- Secure networking protocol suite – if anyone’s actually used this, feel free to add a w/u below.
PGP has also established the openPGP message format which is now used by several applications such as GPG. PGP has occasionally made the headlines for having various flaws discovered.
To guard against this, keep your private key on media that you trust not to be available to an attacker, i.e. your home PC under a further (different) layer of encryption, a disk in your wallet, or, if you don’t trust disks, burn a CD and keep it with you – If you feel that someone might want access to your encrypted conversations that badly.
Other vulnerabilities discovered meant that additional decrypting keys (ADKs) could be appended to the end of a public-key without any error checking. This ‘feature’ was originally included in version six and above for corporate use – as a message recovery feature. However, it was discovered that it was possible to add additional ADKs without PGP including them in the key-block hash function checking procedure. Anything encrypted with that public key-block would then be available to the owner of the appended key.

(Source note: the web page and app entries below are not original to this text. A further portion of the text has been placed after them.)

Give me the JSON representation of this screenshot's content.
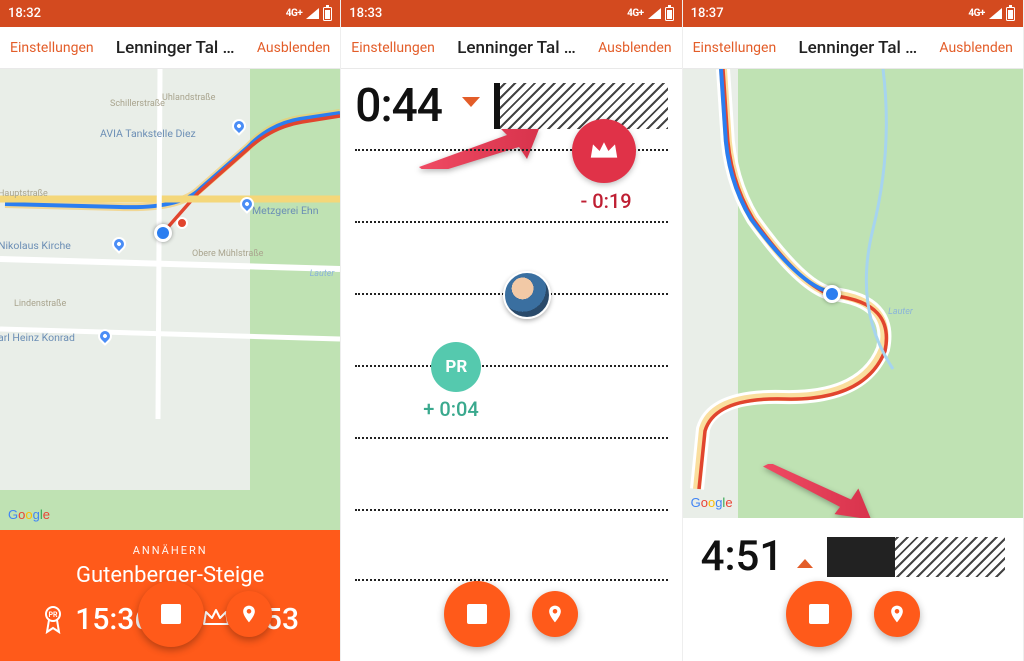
{
  "screens": [
    {
      "status_time": "18:32",
      "network": "4G+",
      "settings": "Einstellungen",
      "title": "Lenninger Tal …",
      "hide": "Ausblenden",
      "pois": {
        "avia": "AVIA Tankstelle Diez",
        "metzgerei": "Metzgerei Ehn",
        "kirche": "Nikolaus Kirche",
        "konrad": "arl Heinz Konrad",
        "schiller": "Schillerstraße",
        "uhland": "Uhlandstraße",
        "haupt": "Hauptstraße",
        "muhl": "Obere Mühlstraße",
        "linden": "Lindenstraße",
        "lauter": "Lauter"
      },
      "google": "Google",
      "seg_label": "ANNÄHERN",
      "seg_name": "Gutenberger-Steige",
      "pr_time": "15:36",
      "kom_time": "7:53"
    },
    {
      "status_time": "18:33",
      "network": "4G+",
      "settings": "Einstellungen",
      "title": "Lenninger Tal …",
      "hide": "Ausblenden",
      "elapsed": "0:44",
      "kom_delta": "- 0:19",
      "pr_label": "PR",
      "pr_delta": "+ 0:04"
    },
    {
      "status_time": "18:37",
      "network": "4G+",
      "settings": "Einstellungen",
      "title": "Lenninger Tal …",
      "hide": "Ausblenden",
      "google": "Google",
      "elapsed": "4:51",
      "progress_pct": 38
    }
  ]
}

Despite these two flaws (and probably others which happened before my time), PGP remains one of the most user-friendly encryption tools around. However, if you run a NIX variant, GPG is recommended, as the whole thing is GPLed, and they generally fix flaws such as the ones described above within weeks as opposed to months.
To encrypt and sign a message the following steps are observed:

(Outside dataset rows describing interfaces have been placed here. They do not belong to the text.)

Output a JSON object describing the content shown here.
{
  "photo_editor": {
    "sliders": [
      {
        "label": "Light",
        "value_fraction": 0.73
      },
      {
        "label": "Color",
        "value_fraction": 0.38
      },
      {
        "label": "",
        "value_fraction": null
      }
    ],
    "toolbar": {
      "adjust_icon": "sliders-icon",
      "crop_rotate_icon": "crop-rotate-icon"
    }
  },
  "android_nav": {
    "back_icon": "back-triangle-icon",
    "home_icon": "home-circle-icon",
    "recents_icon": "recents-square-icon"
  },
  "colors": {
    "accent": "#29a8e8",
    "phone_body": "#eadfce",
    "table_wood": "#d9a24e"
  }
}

- Signing: An encrypted (or unencrypted) message can be signed to provide absolute proof that the message did indeed come from its apparent recipient. To achieve this, MD5 is applied to the message to get a unique checksum that can only apply to that message. This is then encrypted using RSA and the sender’s private key (which only he knows), this can then be decoded using the sender’s public key (as held by the recipient) to verify that the message is authentic. This works on the principal that only the sender’s public key will decrypt a message encrypted with his private key, which only the sender knows, therefore if it can be decoded it must be from him. The signature is sent along with the main body of the message.
- Encryption: Firstly a unique and random 128bit key is generated for that session (called the session key), the message (or the message and its encoded signature) is then encoded using IDEA using this key. The random key is then encoded using the RSA method with the recipient’s public key and these two encoded parts are combined to form the encoded message (along with a signature if one is present).

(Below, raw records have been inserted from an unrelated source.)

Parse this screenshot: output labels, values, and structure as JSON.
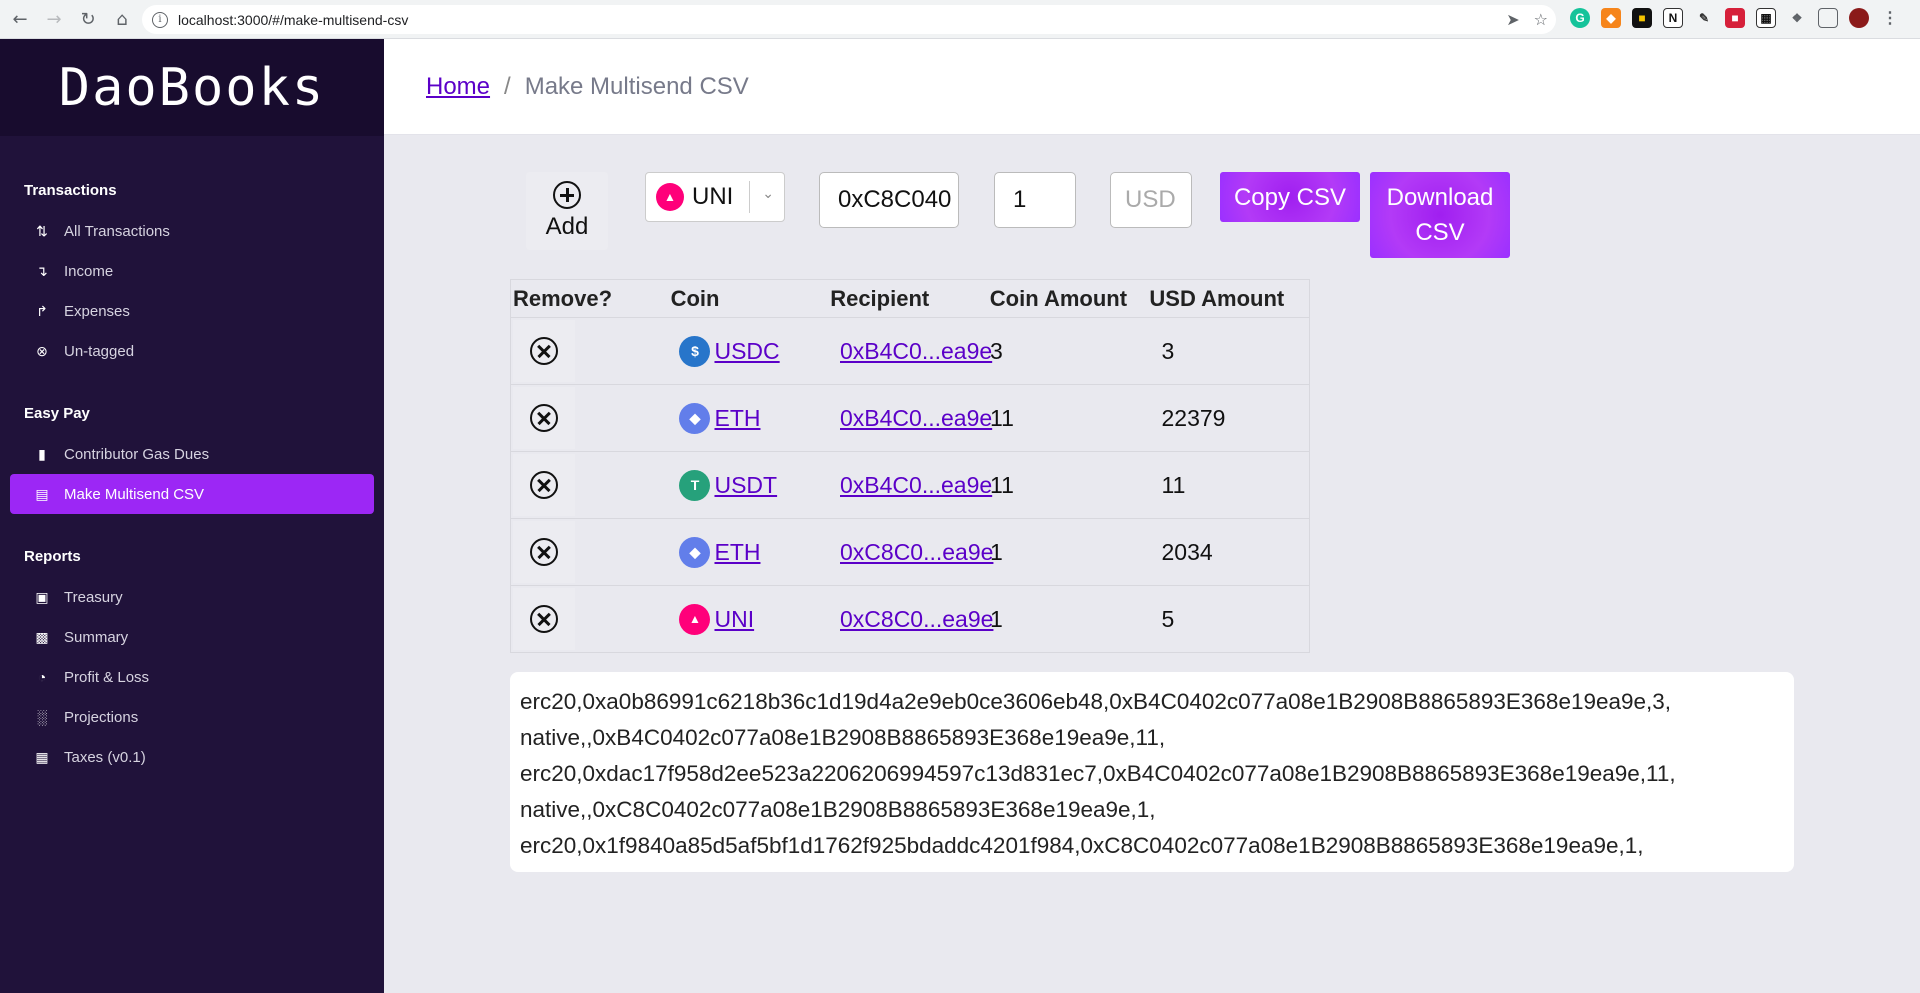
{
  "browser": {
    "url": "localhost:3000/#/make-multisend-csv"
  },
  "sidebar": {
    "logo": "DaoBooks",
    "sections": [
      {
        "title": "Transactions",
        "items": [
          {
            "label": "All Transactions",
            "icon": "arrows-updown-icon"
          },
          {
            "label": "Income",
            "icon": "arrow-down-icon"
          },
          {
            "label": "Expenses",
            "icon": "arrow-up-icon"
          },
          {
            "label": "Un-tagged",
            "icon": "x-circle-icon"
          }
        ]
      },
      {
        "title": "Easy Pay",
        "items": [
          {
            "label": "Contributor Gas Dues",
            "icon": "gas-icon"
          },
          {
            "label": "Make Multisend CSV",
            "icon": "csv-icon",
            "active": true
          }
        ]
      },
      {
        "title": "Reports",
        "items": [
          {
            "label": "Treasury",
            "icon": "safe-icon"
          },
          {
            "label": "Summary",
            "icon": "document-icon"
          },
          {
            "label": "Profit & Loss",
            "icon": "profit-loss-icon"
          },
          {
            "label": "Projections",
            "icon": "bar-chart-icon"
          },
          {
            "label": "Taxes (v0.1)",
            "icon": "bank-icon"
          }
        ]
      }
    ]
  },
  "header": {
    "home": "Home",
    "separator": "/",
    "current": "Make Multisend CSV"
  },
  "toolbar": {
    "add_label": "Add",
    "coin_selected": "UNI",
    "recipient_value": "0xC8C040",
    "amount_value": "1",
    "usd_placeholder": "USD",
    "copy_label": "Copy CSV",
    "download_label": "Download CSV"
  },
  "table": {
    "headers": [
      "Remove?",
      "Coin",
      "Recipient",
      "Coin Amount",
      "USD Amount"
    ],
    "rows": [
      {
        "coin": "USDC",
        "recipient": "0xB4C0...ea9e",
        "amount": "3",
        "usd": "3"
      },
      {
        "coin": "ETH",
        "recipient": "0xB4C0...ea9e",
        "amount": "11",
        "usd": "22379"
      },
      {
        "coin": "USDT",
        "recipient": "0xB4C0...ea9e",
        "amount": "11",
        "usd": "11"
      },
      {
        "coin": "ETH",
        "recipient": "0xC8C0...ea9e",
        "amount": "1",
        "usd": "2034"
      },
      {
        "coin": "UNI",
        "recipient": "0xC8C0...ea9e",
        "amount": "1",
        "usd": "5"
      }
    ]
  },
  "csv_lines": [
    "erc20,0xa0b86991c6218b36c1d19d4a2e9eb0ce3606eb48,0xB4C0402c077a08e1B2908B8865893E368e19ea9e,3,",
    "native,,0xB4C0402c077a08e1B2908B8865893E368e19ea9e,11,",
    "erc20,0xdac17f958d2ee523a2206206994597c13d831ec7,0xB4C0402c077a08e1B2908B8865893E368e19ea9e,11,",
    "native,,0xC8C0402c077a08e1B2908B8865893E368e19ea9e,1,",
    "erc20,0x1f9840a85d5af5bf1d1762f925bdaddc4201f984,0xC8C0402c077a08e1B2908B8865893E368e19ea9e,1,"
  ],
  "colors": {
    "sidebar_bg": "#20123a",
    "accent": "#9c27f5",
    "link": "#5b00c8",
    "usdc": "#2775ca",
    "eth": "#627eea",
    "usdt": "#26a17b",
    "uni": "#ff007a"
  }
}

- Decryption: To decode the message, the recipient applies his private key to the encoded session key to obtain the session key. This is then applied to the main IDEA encoded message to decode the message, and, if applicable, the electronic signature.
- Authentication: To verify that a message is authentic, the recipient must decode the checksum using the sender’s public key and then MD5 applied to the message to compare with the checksum sent with the message (if they match the message has not been tampered with).
Personally, I am not a criminal, and I really don’t mind the monitoring of terrorism. But at the same time, I strongly resent the fact that I can’t seem to keep my privacy either, because of the mentioned laws and law practices. That’s why I urge you to have a look at PGP – Pretty Good Privacy. Free encryption that makes sure that only the recipient can read your emails!